Washington ecology department announces start of Port Gamble Bay cleanup
The Port Gamble Bay site had been used by Pope & Talbot Inc. for over 140 years until its facilities were shut down in 1995. The company created wood products, continuing for 10 years as Pope Resources after the original company divested its Washingtonian timberland and development properties. After 1995, the mill was used to sort and chip logs and to handle materials. The historic use of the site has left it contaminated and has released creosote, dioxin and wood waste as in-water sediments. Port Gamble Bay is a Puget Sound Initiative priority bay, one of seven identified for cleanup.

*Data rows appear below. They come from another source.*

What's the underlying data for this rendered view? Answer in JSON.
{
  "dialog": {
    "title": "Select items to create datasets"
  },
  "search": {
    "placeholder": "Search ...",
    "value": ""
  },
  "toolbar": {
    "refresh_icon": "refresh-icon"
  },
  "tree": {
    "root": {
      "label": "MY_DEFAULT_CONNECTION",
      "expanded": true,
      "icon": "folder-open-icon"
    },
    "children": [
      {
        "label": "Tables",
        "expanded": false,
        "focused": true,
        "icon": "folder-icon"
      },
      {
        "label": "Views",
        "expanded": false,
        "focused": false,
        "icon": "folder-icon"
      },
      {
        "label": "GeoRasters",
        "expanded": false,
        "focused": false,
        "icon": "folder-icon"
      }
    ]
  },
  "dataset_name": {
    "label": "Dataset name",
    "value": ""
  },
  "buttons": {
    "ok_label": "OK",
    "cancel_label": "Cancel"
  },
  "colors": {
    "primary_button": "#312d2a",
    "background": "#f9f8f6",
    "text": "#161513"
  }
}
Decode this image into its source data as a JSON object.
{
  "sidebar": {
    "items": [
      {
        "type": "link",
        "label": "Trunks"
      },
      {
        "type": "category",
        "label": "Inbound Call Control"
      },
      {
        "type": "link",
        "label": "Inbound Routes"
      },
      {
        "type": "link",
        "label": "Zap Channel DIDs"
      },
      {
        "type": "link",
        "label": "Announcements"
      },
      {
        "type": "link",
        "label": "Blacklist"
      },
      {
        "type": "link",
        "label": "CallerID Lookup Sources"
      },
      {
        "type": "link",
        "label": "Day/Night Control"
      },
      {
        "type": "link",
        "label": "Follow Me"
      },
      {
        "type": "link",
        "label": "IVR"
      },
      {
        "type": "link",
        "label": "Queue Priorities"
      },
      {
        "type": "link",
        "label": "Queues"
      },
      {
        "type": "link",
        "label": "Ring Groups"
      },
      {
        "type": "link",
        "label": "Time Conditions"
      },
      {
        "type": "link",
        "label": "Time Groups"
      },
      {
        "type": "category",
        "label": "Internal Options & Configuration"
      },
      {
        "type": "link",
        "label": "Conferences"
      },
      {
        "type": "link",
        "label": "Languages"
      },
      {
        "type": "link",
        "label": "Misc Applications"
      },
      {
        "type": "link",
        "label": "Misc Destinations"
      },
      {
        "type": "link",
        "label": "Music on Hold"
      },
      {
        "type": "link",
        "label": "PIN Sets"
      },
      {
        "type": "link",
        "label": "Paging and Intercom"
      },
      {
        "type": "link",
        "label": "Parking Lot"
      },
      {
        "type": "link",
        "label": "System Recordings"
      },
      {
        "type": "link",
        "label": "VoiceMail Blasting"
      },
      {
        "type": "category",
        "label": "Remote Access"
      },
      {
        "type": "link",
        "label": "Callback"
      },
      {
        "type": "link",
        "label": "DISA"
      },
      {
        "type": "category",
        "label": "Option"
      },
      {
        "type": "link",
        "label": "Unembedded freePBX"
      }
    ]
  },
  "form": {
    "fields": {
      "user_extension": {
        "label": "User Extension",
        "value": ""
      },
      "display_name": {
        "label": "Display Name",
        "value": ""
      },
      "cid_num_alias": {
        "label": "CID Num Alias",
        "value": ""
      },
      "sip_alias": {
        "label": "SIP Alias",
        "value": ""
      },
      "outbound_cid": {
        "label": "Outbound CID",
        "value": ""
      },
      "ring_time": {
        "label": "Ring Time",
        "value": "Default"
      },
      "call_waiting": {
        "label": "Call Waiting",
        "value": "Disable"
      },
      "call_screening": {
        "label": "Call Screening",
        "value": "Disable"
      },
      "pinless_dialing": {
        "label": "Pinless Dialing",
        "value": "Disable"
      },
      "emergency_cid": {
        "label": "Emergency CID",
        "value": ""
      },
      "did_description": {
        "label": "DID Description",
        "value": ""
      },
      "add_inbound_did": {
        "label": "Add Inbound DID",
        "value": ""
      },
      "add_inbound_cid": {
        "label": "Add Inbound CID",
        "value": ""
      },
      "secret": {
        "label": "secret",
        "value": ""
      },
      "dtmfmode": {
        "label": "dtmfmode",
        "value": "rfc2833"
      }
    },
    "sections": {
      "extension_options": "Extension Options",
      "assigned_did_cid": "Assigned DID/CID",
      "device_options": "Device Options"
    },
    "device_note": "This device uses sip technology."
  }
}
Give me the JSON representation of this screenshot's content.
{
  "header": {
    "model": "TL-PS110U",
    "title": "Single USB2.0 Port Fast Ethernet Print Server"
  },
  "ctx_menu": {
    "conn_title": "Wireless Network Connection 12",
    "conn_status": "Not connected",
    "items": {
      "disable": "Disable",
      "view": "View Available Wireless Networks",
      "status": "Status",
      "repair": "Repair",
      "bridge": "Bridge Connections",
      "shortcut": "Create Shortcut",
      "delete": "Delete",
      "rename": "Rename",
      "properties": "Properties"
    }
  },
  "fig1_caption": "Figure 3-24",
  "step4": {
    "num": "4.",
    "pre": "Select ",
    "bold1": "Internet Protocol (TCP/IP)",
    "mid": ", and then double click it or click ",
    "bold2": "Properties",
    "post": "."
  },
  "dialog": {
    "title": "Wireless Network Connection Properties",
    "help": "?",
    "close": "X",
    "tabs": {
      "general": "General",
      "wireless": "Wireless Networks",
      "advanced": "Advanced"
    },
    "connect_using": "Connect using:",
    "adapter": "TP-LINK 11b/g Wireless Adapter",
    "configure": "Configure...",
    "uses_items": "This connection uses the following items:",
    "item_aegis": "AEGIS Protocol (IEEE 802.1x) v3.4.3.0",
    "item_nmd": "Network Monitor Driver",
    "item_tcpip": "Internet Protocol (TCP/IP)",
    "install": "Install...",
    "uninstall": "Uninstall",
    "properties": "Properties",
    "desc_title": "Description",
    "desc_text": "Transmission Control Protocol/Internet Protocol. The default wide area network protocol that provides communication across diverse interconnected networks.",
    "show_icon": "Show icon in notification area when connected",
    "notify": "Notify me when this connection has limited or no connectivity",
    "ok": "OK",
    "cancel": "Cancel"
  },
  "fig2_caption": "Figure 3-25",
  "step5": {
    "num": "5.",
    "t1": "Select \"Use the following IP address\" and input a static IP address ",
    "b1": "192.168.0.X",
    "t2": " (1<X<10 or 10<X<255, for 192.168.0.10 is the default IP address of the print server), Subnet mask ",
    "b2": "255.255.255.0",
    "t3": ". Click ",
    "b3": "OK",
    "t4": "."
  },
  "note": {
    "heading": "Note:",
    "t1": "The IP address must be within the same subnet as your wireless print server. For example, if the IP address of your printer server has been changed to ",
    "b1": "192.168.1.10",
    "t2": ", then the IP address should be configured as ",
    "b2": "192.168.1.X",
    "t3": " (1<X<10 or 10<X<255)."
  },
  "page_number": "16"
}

The activities, which will begin this week and continue until 2017, aim to deal with 70,000 cubic yards of sediments, either digging it up, removing it or capping it with clean material. The project will also remove 6,000 pilings from the site and demolish structures like piers and docks, as well as restore marine habitats.